Puzzled by the difference in performance when summing an array in different ways

Hi everybody,

While trying to test my understanding of “views vs slice of arrays” and “row-major vs column major”, I time (using @time) the following functions :

A = rand(10000,10000);
function sum_1(x)
    counter = 0.0
    for i in axes(x,2)
        counter += sum(x[:,i])
    end
    return counter
end

function sum_2(x)
    counter = 0.0
    for i in axes(x,2)
        counter += sum(view(x,:,i))
    end
    return counter
end

function sum_3(x)
    counter = 0.0
    for i in axes(A,2)
        counter += sum(view(x,i,:))
    end
    return counter
end

function sum_4(x)
    counter = 0.0
    for I in CartesianIndices(x)
        counter += x[I]
    end
end

function sum_5(x)
    counter = 0.0
    for i in x
        counter += i
    end
    return counter
end

function sum_6(x)
    return sum(x)
end

I was surprised to consistently observe the following time and memory allocation:
0.485504 seconds (88.47 k allocations: 764.900 MiB, 18.79% gc time)
0.044661 seconds (78.47 k allocations: 1.655 MiB)
0.015908 seconds (68.98 k allocations: 1.510 MiB)
0.110523 seconds (4 allocations: 160 bytes)
0.117049 seconds (5 allocations: 176 bytes)
0.043822 seconds (5 allocations: 176 bytes)

This is not what I would have predicted.
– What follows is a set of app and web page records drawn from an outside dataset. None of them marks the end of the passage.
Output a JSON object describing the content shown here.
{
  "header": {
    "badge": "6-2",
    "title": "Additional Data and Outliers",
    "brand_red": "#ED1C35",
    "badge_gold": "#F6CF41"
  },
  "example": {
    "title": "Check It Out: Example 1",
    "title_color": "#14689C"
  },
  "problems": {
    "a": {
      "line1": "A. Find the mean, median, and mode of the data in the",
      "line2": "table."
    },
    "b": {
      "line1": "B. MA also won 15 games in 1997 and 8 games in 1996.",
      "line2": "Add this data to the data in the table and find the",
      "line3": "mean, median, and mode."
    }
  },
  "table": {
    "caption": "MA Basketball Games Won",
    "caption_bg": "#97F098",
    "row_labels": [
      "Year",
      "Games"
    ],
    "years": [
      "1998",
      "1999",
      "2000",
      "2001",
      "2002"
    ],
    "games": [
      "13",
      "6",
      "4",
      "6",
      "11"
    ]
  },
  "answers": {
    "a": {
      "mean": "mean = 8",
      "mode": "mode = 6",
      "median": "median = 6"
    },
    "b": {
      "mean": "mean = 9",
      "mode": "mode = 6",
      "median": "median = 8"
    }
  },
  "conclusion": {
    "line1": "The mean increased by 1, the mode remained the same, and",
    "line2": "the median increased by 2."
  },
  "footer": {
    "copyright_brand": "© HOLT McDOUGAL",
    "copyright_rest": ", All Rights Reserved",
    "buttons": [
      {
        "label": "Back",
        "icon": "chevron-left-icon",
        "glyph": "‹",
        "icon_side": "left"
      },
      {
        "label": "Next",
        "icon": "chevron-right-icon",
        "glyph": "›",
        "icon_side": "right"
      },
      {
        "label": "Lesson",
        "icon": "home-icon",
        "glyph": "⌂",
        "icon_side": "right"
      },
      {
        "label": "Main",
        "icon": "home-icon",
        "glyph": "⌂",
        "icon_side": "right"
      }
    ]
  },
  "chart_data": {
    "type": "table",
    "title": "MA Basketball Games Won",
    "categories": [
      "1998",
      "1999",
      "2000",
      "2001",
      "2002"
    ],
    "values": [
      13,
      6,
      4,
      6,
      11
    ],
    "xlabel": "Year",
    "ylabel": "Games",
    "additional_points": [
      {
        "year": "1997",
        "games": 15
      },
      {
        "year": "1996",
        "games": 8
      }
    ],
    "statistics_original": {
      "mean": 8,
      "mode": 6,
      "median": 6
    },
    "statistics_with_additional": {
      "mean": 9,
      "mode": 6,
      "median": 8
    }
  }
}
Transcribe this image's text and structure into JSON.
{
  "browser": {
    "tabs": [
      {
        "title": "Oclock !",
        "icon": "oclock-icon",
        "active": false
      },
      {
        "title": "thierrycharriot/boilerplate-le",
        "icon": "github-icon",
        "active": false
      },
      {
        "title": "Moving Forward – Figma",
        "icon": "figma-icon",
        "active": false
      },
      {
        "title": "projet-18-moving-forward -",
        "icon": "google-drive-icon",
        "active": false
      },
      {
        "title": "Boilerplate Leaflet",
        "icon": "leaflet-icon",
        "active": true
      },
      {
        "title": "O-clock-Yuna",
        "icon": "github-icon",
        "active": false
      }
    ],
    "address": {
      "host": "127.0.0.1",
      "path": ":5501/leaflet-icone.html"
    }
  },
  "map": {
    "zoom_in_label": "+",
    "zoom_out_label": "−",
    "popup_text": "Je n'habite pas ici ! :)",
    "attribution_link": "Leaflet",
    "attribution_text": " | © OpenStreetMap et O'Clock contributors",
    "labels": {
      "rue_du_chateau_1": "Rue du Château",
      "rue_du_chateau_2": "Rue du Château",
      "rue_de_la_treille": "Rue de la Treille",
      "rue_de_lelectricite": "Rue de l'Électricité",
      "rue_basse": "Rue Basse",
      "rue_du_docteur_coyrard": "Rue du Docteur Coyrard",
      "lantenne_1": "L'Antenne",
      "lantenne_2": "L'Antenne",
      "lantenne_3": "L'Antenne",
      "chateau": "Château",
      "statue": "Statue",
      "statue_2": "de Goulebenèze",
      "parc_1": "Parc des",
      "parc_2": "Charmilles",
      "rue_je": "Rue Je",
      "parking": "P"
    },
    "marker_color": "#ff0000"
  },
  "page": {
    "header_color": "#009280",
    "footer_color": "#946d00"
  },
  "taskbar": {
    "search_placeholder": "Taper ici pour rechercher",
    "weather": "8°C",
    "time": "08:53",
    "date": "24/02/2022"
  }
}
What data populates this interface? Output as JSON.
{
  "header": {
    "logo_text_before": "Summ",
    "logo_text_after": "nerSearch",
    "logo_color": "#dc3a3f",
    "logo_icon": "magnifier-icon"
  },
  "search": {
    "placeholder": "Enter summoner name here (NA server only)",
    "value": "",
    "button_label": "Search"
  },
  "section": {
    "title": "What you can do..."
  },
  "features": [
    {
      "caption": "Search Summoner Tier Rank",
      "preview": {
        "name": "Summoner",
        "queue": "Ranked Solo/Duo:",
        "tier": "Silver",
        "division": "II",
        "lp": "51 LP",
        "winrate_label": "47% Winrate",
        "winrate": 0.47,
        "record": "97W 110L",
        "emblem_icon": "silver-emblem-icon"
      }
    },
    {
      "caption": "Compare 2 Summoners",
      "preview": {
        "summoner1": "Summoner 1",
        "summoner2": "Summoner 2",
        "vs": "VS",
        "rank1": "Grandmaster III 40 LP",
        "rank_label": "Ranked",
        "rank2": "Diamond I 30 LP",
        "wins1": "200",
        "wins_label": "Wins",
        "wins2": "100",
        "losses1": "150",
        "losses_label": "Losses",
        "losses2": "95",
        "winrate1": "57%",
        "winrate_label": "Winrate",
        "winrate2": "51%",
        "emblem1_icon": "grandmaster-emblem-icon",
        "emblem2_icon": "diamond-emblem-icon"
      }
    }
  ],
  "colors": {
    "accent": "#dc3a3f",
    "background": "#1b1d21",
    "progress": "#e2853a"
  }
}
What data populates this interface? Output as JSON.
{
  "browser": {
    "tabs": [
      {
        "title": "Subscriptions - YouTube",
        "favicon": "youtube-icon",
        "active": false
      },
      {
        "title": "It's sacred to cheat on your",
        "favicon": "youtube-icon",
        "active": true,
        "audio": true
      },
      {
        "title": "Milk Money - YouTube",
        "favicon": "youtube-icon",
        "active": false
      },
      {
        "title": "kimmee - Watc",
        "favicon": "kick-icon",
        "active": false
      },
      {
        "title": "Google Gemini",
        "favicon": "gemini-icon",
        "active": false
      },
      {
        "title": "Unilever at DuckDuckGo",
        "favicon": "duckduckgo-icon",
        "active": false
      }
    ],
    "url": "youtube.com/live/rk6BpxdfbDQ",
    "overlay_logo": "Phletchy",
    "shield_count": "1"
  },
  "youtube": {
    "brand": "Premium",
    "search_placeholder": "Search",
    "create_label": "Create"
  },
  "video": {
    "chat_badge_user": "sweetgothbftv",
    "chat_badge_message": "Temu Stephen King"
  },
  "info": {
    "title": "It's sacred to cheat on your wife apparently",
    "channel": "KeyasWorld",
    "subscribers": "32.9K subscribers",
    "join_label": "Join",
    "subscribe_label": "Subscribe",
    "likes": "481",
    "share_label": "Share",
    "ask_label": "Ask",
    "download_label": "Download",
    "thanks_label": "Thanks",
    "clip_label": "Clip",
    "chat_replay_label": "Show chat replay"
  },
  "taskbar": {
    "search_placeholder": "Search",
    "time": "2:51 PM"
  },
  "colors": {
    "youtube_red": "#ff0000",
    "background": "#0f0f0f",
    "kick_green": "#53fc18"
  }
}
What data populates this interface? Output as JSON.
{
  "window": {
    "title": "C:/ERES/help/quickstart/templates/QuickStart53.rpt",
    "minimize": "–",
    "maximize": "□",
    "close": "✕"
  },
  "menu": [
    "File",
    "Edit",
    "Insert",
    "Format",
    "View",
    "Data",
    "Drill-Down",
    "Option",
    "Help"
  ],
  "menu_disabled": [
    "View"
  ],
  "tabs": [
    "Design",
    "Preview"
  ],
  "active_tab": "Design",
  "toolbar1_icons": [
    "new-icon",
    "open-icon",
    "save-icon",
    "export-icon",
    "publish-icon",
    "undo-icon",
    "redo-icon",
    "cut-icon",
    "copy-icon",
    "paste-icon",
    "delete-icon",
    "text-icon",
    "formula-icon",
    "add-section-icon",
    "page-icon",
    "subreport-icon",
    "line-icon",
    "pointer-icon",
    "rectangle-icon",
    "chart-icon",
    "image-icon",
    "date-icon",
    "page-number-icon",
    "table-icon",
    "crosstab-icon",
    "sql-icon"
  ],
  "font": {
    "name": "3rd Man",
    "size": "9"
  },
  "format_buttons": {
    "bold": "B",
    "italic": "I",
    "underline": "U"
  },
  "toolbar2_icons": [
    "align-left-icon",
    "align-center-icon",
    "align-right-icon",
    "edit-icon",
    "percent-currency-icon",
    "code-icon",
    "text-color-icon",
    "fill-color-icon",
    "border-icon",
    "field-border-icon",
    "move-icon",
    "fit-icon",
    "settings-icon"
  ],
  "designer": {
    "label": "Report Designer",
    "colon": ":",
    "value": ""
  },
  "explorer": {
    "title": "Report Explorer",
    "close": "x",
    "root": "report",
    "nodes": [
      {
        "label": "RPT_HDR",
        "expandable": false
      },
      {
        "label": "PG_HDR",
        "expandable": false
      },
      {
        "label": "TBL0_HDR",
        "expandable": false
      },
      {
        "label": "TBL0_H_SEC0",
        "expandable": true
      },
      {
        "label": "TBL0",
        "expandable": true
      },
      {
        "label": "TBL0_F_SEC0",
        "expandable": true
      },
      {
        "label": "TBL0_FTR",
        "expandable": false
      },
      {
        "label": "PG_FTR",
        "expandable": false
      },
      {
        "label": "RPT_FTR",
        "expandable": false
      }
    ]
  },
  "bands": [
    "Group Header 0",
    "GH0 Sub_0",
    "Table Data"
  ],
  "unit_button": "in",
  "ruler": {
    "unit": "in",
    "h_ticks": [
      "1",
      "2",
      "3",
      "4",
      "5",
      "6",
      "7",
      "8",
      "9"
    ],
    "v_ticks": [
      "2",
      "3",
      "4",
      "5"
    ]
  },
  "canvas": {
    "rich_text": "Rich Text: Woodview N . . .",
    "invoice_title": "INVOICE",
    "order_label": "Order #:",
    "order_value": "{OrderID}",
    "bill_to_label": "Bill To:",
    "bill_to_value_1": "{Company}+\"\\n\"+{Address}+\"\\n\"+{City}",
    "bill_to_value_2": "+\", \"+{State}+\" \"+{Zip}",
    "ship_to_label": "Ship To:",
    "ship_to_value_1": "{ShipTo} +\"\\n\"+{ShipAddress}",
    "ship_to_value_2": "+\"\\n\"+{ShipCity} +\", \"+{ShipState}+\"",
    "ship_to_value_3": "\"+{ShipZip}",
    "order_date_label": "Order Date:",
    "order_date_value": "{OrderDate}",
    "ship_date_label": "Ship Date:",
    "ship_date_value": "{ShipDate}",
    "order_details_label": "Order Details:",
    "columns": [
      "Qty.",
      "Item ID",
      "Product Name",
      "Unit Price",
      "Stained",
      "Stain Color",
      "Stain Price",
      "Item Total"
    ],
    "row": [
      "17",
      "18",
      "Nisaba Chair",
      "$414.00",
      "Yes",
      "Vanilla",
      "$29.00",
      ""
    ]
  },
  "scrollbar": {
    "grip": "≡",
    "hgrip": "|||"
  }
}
I would have predicted the column-major view to be faster than the row-major view, and in both cases I wouldn’t have predicted such high memory allocation.

Can anyone shed some light on the above?
Thank you!

There are a couple of issues with your benchmarks that might be affecting the results. First of all, try using BenchmarkTools.jl to get more accurate timing results (and automatically avoid accidentally measuring compilation time instead of runtime). For example:

julia> using BenchmarkTools

julia> @btime sum_1($A)  # check out the BenchmarkTools.jl manual for why the $ is needed here
  130.168 ms (20000 allocations: 763.70 MiB)
5.0001936938218646e7

Also, your sum_3 function looks like it accidentally references the global variable A in axes(A, 2) rather than the local variable x.

Do those changes affect your results?

Thank you for your swift response. It indeed made a difference, I am now getting:
538.940 ms (20000 allocations: 763.70 MiB)
50.070 ms (10000 allocations: 468.75 KiB)
1.092 s (10000 allocations: 468.75 KiB)
111.176 ms (0 allocations: 0 bytes)
109.877 ms (0 allocations: 0 bytes)
48.378 ms (0 allocations: 0 bytes)

Which makes a lot more sense!
Do you understand why sum_2 is competitive with sum_6 in terms of time despite the many memory allocations?

I’m not sure, but I would guess that it’s because each column of your matrix is quite large. There is some cost to creating a view (unless the compiler can decide not to actually allocate it), but you are only paying that cost once per 10,000 elements. I bet that if you tried the same benchmark with a 10x10000 matrix you would see sum_6 perform better relative to sum_2.

1 Like

You are right, with a 10x10000 matrix, sum_6 out performs sum_2. Thanks again!